Records for the task Start Marker
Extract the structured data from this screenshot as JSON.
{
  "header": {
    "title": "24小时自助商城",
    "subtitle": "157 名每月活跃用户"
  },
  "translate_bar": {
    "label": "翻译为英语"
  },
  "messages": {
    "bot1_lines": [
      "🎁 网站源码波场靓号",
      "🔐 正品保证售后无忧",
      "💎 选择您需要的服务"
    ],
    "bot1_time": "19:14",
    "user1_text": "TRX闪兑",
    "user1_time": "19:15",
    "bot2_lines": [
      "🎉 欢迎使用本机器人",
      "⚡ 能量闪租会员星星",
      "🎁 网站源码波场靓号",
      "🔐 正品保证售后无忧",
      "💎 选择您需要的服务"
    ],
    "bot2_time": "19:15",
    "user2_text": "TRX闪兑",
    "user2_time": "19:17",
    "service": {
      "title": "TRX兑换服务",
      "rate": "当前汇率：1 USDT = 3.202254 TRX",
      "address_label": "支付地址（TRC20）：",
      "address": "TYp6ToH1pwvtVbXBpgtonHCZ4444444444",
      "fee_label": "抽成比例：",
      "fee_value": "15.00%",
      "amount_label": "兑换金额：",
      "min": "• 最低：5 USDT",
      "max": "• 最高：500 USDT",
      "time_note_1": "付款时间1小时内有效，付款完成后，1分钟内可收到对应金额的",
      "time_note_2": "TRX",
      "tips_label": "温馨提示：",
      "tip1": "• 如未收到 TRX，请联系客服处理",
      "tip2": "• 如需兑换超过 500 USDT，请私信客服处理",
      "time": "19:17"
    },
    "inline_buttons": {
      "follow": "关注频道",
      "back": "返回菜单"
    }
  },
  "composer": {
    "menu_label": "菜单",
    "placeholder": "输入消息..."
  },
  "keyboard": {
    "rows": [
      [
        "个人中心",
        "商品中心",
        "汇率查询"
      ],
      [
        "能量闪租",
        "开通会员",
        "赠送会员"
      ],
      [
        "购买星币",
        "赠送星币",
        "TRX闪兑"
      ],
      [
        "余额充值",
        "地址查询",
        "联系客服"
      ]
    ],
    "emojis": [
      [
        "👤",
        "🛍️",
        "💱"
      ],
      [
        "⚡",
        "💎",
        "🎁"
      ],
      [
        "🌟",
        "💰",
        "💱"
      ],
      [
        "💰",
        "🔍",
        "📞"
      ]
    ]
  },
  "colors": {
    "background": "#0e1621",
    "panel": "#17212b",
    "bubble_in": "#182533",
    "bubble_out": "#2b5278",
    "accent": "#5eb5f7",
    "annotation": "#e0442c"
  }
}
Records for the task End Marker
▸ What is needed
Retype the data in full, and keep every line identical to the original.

▸ Result of this task
Extract the structured data from this screenshot as JSON.
{
  "header": {
    "title": "24小时自助商城",
    "subtitle": "157 名每月活跃用户"
  },
  "translate_bar": {
    "label": "翻译为英语"
  },
  "messages": {
    "bot1_lines": [
      "🎁 网站源码波场靓号",
      "🔐 正品保证售后无忧",
      "💎 选择您需要的服务"
    ],
    "bot1_time": "19:14",
    "user1_text": "TRX闪兑",
    "user1_time": "19:15",
    "bot2_lines": [
      "🎉 欢迎使用本机器人",
      "⚡ 能量闪租会员星星",
      "🎁 网站源码波场靓号",
      "🔐 正品保证售后无忧",
      "💎 选择您需要的服务"
    ],
    "bot2_time": "19:15",
    "user2_text": "TRX闪兑",
    "user2_time": "19:17",
    "service": {
      "title": "TRX兑换服务",
      "rate": "当前汇率：1 USDT = 3.202254 TRX",
      "address_label": "支付地址（TRC20）：",
      "address": "TYp6ToH1pwvtVbXBpgtonHCZ4444444444",
      "fee_label": "抽成比例：",
      "fee_value": "15.00%",
      "amount_label": "兑换金额：",
      "min": "• 最低：5 USDT",
      "max": "• 最高：500 USDT",
      "time_note_1": "付款时间1小时内有效，付款完成后，1分钟内可收到对应金额的",
      "time_note_2": "TRX",
      "tips_label": "温馨提示：",
      "tip1": "• 如未收到 TRX，请联系客服处理",
      "tip2": "• 如需兑换超过 500 USDT，请私信客服处理",
      "time": "19:17"
    },
    "inline_buttons": {
      "follow": "关注频道",
      "back": "返回菜单"
    }
  },
  "composer": {
    "menu_label": "菜单",
    "placeholder": "输入消息..."
  },
  "keyboard": {
    "rows": [
      [
        "个人中心",
        "商品中心",
        "汇率查询"
      ],
      [
        "能量闪租",
        "开通会员",
        "赠送会员"
      ],
      [
        "购买星币",
        "赠送星币",
        "TRX闪兑"
      ],
      [
        "余额充值",
        "地址查询",
        "联系客服"
      ]
    ],
    "emojis": [
      [
        "👤",
        "🛍️",
        "💱"
      ],
      [
        "⚡",
        "💎",
        "🎁"
      ],
      [
        "🌟",
        "💰",
        "💱"
      ],
      [
        "💰",
        "🔍",
        "📞"
      ]
    ]
  },
  "colors": {
    "background": "#0e1621",
    "panel": "#17212b",
    "bubble_in": "#182533",
    "bubble_out": "#2b5278",
    "accent": "#5eb5f7",
    "annotation": "#e0442c"
  }
}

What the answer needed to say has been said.